■ Exercise objective ■
Reproduce the entries in full and exactly. Pictures stay out.

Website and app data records
+++++

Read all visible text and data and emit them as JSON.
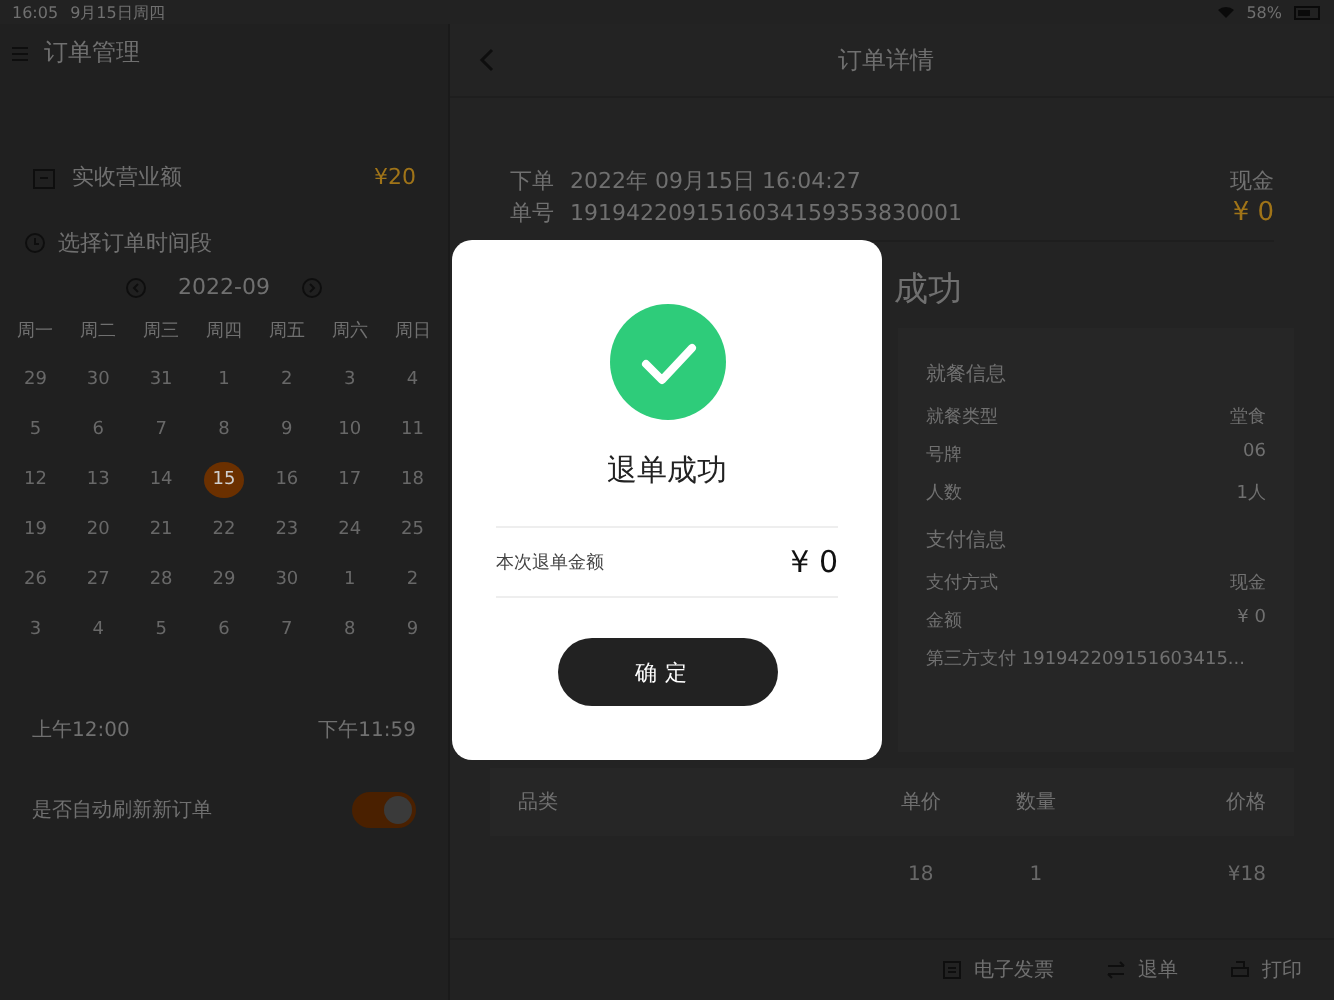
{
  "status_bar": {
    "time": "16:05",
    "date": "9月15日周四",
    "battery": "58%"
  },
  "sidebar": {
    "title": "订单管理",
    "revenue": {
      "label": "实收营业额",
      "value": "¥20"
    },
    "period_label": "选择订单时间段",
    "month": "2022-09",
    "weekdays": [
      "周一",
      "周二",
      "周三",
      "周四",
      "周五",
      "周六",
      "周日"
    ],
    "days": [
      {
        "label": "29",
        "selected": false
      },
      {
        "label": "30",
        "selected": false
      },
      {
        "label": "31",
        "selected": false
      },
      {
        "label": "1",
        "selected": false
      },
      {
        "label": "2",
        "selected": false
      },
      {
        "label": "3",
        "selected": false
      },
      {
        "label": "4",
        "selected": false
      },
      {
        "label": "5",
        "selected": false
      },
      {
        "label": "6",
        "selected": false
      },
      {
        "label": "7",
        "selected": false
      },
      {
        "label": "8",
        "selected": false
      },
      {
        "label": "9",
        "selected": false
      },
      {
        "label": "10",
        "selected": false
      },
      {
        "label": "11",
        "selected": false
      },
      {
        "label": "12",
        "selected": false
      },
      {
        "label": "13",
        "selected": false
      },
      {
        "label": "14",
        "selected": false
      },
      {
        "label": "15",
        "selected": true
      },
      {
        "label": "16",
        "selected": false
      },
      {
        "label": "17",
        "selected": false
      },
      {
        "label": "18",
        "selected": false
      },
      {
        "label": "19",
        "selected": false
      },
      {
        "label": "20",
        "selected": false
      },
      {
        "label": "21",
        "selected": false
      },
      {
        "label": "22",
        "selected": false
      },
      {
        "label": "23",
        "selected": false
      },
      {
        "label": "24",
        "selected": false
      },
      {
        "label": "25",
        "selected": false
      },
      {
        "label": "26",
        "selected": false
      },
      {
        "label": "27",
        "selected": false
      },
      {
        "label": "28",
        "selected": false
      },
      {
        "label": "29",
        "selected": false
      },
      {
        "label": "30",
        "selected": false
      },
      {
        "label": "1",
        "selected": false
      },
      {
        "label": "2",
        "selected": false
      },
      {
        "label": "3",
        "selected": false
      },
      {
        "label": "4",
        "selected": false
      },
      {
        "label": "5",
        "selected": false
      },
      {
        "label": "6",
        "selected": false
      },
      {
        "label": "7",
        "selected": false
      },
      {
        "label": "8",
        "selected": false
      },
      {
        "label": "9",
        "selected": false
      }
    ],
    "start_time": "上午12:00",
    "end_time": "下午11:59",
    "auto_refresh": {
      "label": "是否自动刷新新订单",
      "on": true
    }
  },
  "detail": {
    "title": "订单详情",
    "order_time_label": "下单",
    "order_time": "2022年 09月15日 16:04:27",
    "order_no_label": "单号",
    "order_no": "1919422091516034159353830001",
    "pay_type": "现金",
    "total": "¥ 0",
    "status_partial": "成功",
    "sections": [
      {
        "title": "就餐信息",
        "rows": [
          {
            "label": "就餐类型",
            "value": "堂食"
          },
          {
            "label": "号牌",
            "value": "06"
          },
          {
            "label": "人数",
            "value": "1人"
          }
        ]
      },
      {
        "title": "支付信息",
        "rows": [
          {
            "label": "支付方式",
            "value": "现金"
          },
          {
            "label": "金额",
            "value": "¥ 0"
          }
        ],
        "third_party": "第三方支付 191942209151603415..."
      }
    ],
    "table": {
      "columns": [
        "品类",
        "单价",
        "数量",
        "价格"
      ],
      "rows": [
        [
          "",
          "18",
          "1",
          "¥18"
        ]
      ]
    },
    "actions": [
      {
        "kind": "invoice",
        "label": "电子发票"
      },
      {
        "kind": "refund",
        "label": "退单"
      },
      {
        "kind": "print",
        "label": "打印"
      }
    ]
  },
  "dialog": {
    "title": "退单成功",
    "amount_label": "本次退单金额",
    "amount": "¥ 0",
    "button": "确定"
  }
}
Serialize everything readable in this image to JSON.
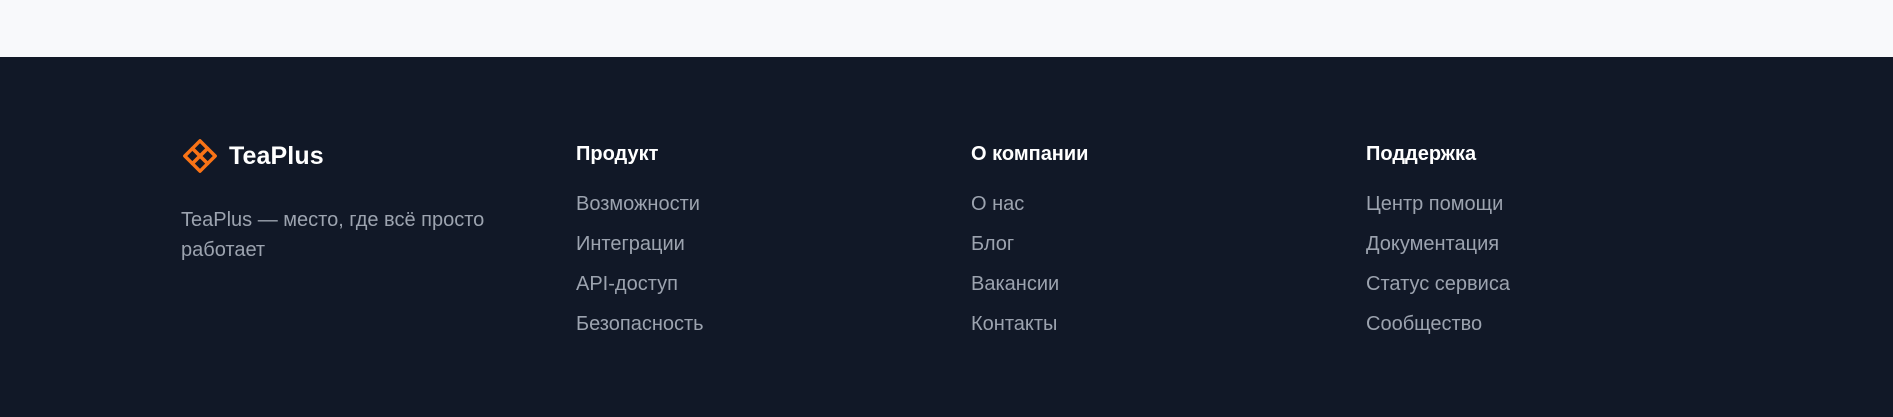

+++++

■ Solution to this exercise ■
Read all visible text and data and emit them as JSON.
{
  "status_bar": {
    "time": "16:05",
    "date": "9月15日周四",
    "battery": "58%"
  },
  "sidebar": {
    "title": "订单管理",
    "revenue": {
      "label": "实收营业额",
      "value": "¥20"
    },
    "period_label": "选择订单时间段",
    "month": "2022-09",
    "weekdays": [
      "周一",
      "周二",
      "周三",
      "周四",
      "周五",
      "周六",
      "周日"
    ],
    "days": [
      {
        "label": "29",
        "selected": false
      },
      {
        "label": "30",
        "selected": false
      },
      {
        "label": "31",
        "selected": false
      },
      {
        "label": "1",
        "selected": false
      },
      {
        "label": "2",
        "selected": false
      },
      {
        "label": "3",
        "selected": false
      },
      {
        "label": "4",
        "selected": false
      },
      {
        "label": "5",
        "selected": false
      },
      {
        "label": "6",
        "selected": false
      },
      {
        "label": "7",
        "selected": false
      },
      {
        "label": "8",
        "selected": false
      },
      {
        "label": "9",
        "selected": false
      },
      {
        "label": "10",
        "selected": false
      },
      {
        "label": "11",
        "selected": false
      },
      {
        "label": "12",
        "selected": false
      },
      {
        "label": "13",
        "selected": false
      },
      {
        "label": "14",
        "selected": false
      },
      {
        "label": "15",
        "selected": true
      },
      {
        "label": "16",
        "selected": false
      },
      {
        "label": "17",
        "selected": false
      },
      {
        "label": "18",
        "selected": false
      },
      {
        "label": "19",
        "selected": false
      },
      {
        "label": "20",
        "selected": false
      },
      {
        "label": "21",
        "selected": false
      },
      {
        "label": "22",
        "selected": false
      },
      {
        "label": "23",
        "selected": false
      },
      {
        "label": "24",
        "selected": false
      },
      {
        "label": "25",
        "selected": false
      },
      {
        "label": "26",
        "selected": false
      },
      {
        "label": "27",
        "selected": false
      },
      {
        "label": "28",
        "selected": false
      },
      {
        "label": "29",
        "selected": false
      },
      {
        "label": "30",
        "selected": false
      },
      {
        "label": "1",
        "selected": false
      },
      {
        "label": "2",
        "selected": false
      },
      {
        "label": "3",
        "selected": false
      },
      {
        "label": "4",
        "selected": false
      },
      {
        "label": "5",
        "selected": false
      },
      {
        "label": "6",
        "selected": false
      },
      {
        "label": "7",
        "selected": false
      },
      {
        "label": "8",
        "selected": false
      },
      {
        "label": "9",
        "selected": false
      }
    ],
    "start_time": "上午12:00",
    "end_time": "下午11:59",
    "auto_refresh": {
      "label": "是否自动刷新新订单",
      "on": true
    }
  },
  "detail": {
    "title": "订单详情",
    "order_time_label": "下单",
    "order_time": "2022年 09月15日 16:04:27",
    "order_no_label": "单号",
    "order_no": "1919422091516034159353830001",
    "pay_type": "现金",
    "total": "¥ 0",
    "status_partial": "成功",
    "sections": [
      {
        "title": "就餐信息",
        "rows": [
          {
            "label": "就餐类型",
            "value": "堂食"
          },
          {
            "label": "号牌",
            "value": "06"
          },
          {
            "label": "人数",
            "value": "1人"
          }
        ]
      },
      {
        "title": "支付信息",
        "rows": [
          {
            "label": "支付方式",
            "value": "现金"
          },
          {
            "label": "金额",
            "value": "¥ 0"
          }
        ],
        "third_party": "第三方支付 191942209151603415..."
      }
    ],
    "table": {
      "columns": [
        "品类",
        "单价",
        "数量",
        "价格"
      ],
      "rows": [
        [
          "",
          "18",
          "1",
          "¥18"
        ]
      ]
    },
    "actions": [
      {
        "kind": "invoice",
        "label": "电子发票"
      },
      {
        "kind": "refund",
        "label": "退单"
      },
      {
        "kind": "print",
        "label": "打印"
      }
    ]
  },
  "dialog": {
    "title": "退单成功",
    "amount_label": "本次退单金额",
    "amount": "¥ 0",
    "button": "确定"
  }
}
Serialize everything readable in this image to JSON.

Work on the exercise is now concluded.